The event was sponsored by LionPac and the cheerfully-named Scholars for Peace in the Middle East, who, according to their website, are “trying to counterbalance the well-documented and increasing anti-Israel and anti-Semitic forces that have made their way to the college campuses today.” A survey of their position papers reveals a dearth of articles actually about peace or conflict resolution, but the name sounds nice.
Segal’s lecture focused primarily on the debate between Biblical maximalists and minimalists—those who consider the Bible to be a reliable historical source regarding non-miraculous things, vs. those who don’t—and finally moved on to El-Haj’s supposed reliance on the latter in her book Facts on the Ground: Archaeological Practice and Territorial Self-Fashioning in Israeli Society. He accuses her of inaccurately portraying maximalists as Biblical fundamentalists and evangelicals, and minimalists as rational thinkers. In a short history, Segal discussed the historical dominance of the maximalists and the challenges posed by the minimalists, whom he described as an academic minority with little supporting archaeological evidence.
During the 1960s, archaeologists, now referred to as Biblical maximalists, “had proven a whole range of aspects of the Bible to be truth.” While the first 11 books of Genesis were understood to be “pure myth,” the rest of the Pentateuch was considered more reliable “legend,” in that it provided a credible social context in which the events of the Hebrew Testament could have occurred in the 2nd millennium BCE.
Discussing the emergence of Biblical minimalists during the 1980s, Segal focused on the Israeli archaeologist Israel Finkelstein, who raised a critical debate over the ancient gates at Gezer, Megiddo, and Khatol. Although they were traditionally thought to be built by Solomon, Finkelstein dated the gates 150 years later to the Israelite kingdom of Omri, a position that Segal rejects.
This seems like an esoteric debate, but as Segal emphasized, these gates are the only archaeological evidence of the Israelite United Kingdom, that ruled by King David and Solomon. Finkelstein then made “the argument from silence” that the United Kingdom therefore never existed and cautioned archaeologists against using the Bible during digs, as it might prompt incorrect interpretations of excavated sites. Critical of this interpretation, Segal suggested that Finkelstein, an assistant professor in Israel at the time, had proposed the theory simply to make a name for himself.
In response, Segal went on to cite numerous archaeological examples to support the Israelite kingdom’s existence, including the Mesha Stele and the Merneptah inscriptions, as well as “ethnic identifiers” such as instruments for circumcision, certain types of pottery, and almost a complete lack of pig bones in specific areas.

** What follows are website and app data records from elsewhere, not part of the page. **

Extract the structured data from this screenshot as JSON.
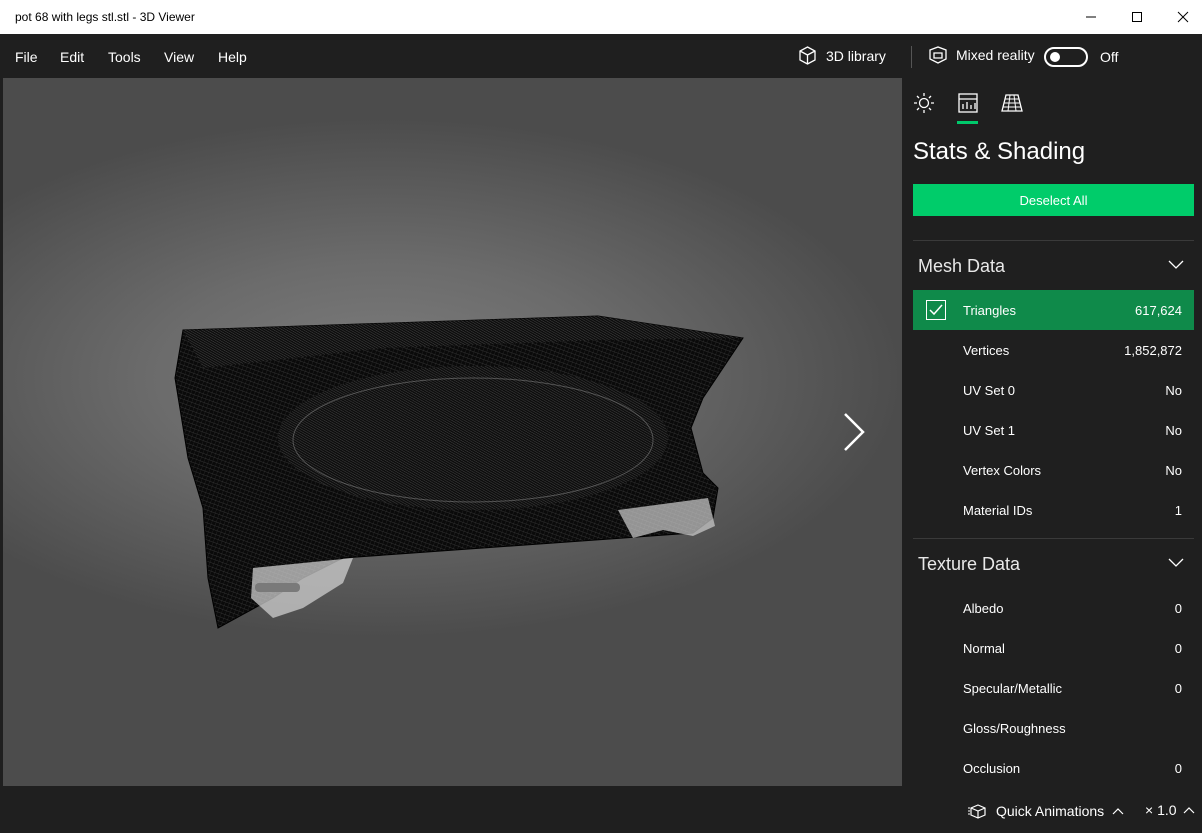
{
  "window": {
    "title": "pot 68 with legs stl.stl - 3D Viewer"
  },
  "menu": {
    "items": [
      "File",
      "Edit",
      "Tools",
      "View",
      "Help"
    ],
    "library_label": "3D library",
    "mixed_reality_label": "Mixed reality",
    "mixed_reality_state": "Off"
  },
  "panel": {
    "tabs": [
      "lighting-icon",
      "stats-icon",
      "grid-icon"
    ],
    "active_tab": "stats-icon",
    "title": "Stats & Shading",
    "deselect_label": "Deselect All",
    "accent": "#00cc6a",
    "mesh_section": "Mesh Data",
    "mesh_rows": [
      {
        "name": "Triangles",
        "value": "617,624",
        "selected": true
      },
      {
        "name": "Vertices",
        "value": "1,852,872"
      },
      {
        "name": "UV Set 0",
        "value": "No"
      },
      {
        "name": "UV Set 1",
        "value": "No"
      },
      {
        "name": "Vertex Colors",
        "value": "No"
      },
      {
        "name": "Material IDs",
        "value": "1"
      }
    ],
    "texture_section": "Texture Data",
    "texture_rows": [
      {
        "name": "Albedo",
        "value": "0"
      },
      {
        "name": "Normal",
        "value": "0"
      },
      {
        "name": "Specular/Metallic",
        "value": "0"
      },
      {
        "name": "Gloss/Roughness",
        "value": ""
      },
      {
        "name": "Occlusion",
        "value": "0"
      }
    ]
  },
  "bottom": {
    "animations_label": "Quick Animations",
    "speed": "× 1.0"
  }
}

The question and answer period was markedly more political. When asked about the minimalists, Segal tersely responded that they were just scholars trained in a new type of hermeneutics looking for an intellectual exercise. Then, abruptly, he assured the audience that as an academic, he is not interested in which nation lived in the Middle East longer or earlier, and that the creation of Israel was based on the UN’s mandate.
Later noting that some groups like the Jebusites are known only through the Bible, Segal criticized Yassir Arafat’s identification as an “Arab, Palestinian, and Jebusite.”
“How do you know you’re a Jebusite?” he asked. “You have to believe the Bible.”
Segal also denied the link proposed by an audience member (as well as El-Haj in her book) that early Israeli archaeologists who had migrated from Eastern Europe were influenced by that region’s archaeology, the discipline of which had grown alongside and in response to European nationalism.
That same audience member seemed to question the value of the lecture as a whole when he commented that after reading El-Haj’s book, he thought that El-Haj did not in fact reject the existence of an Israelite kingdom. This Bwog reporter admits that he needs to do more investigation—expect a detailed book review of Facts on the Ground in the near future.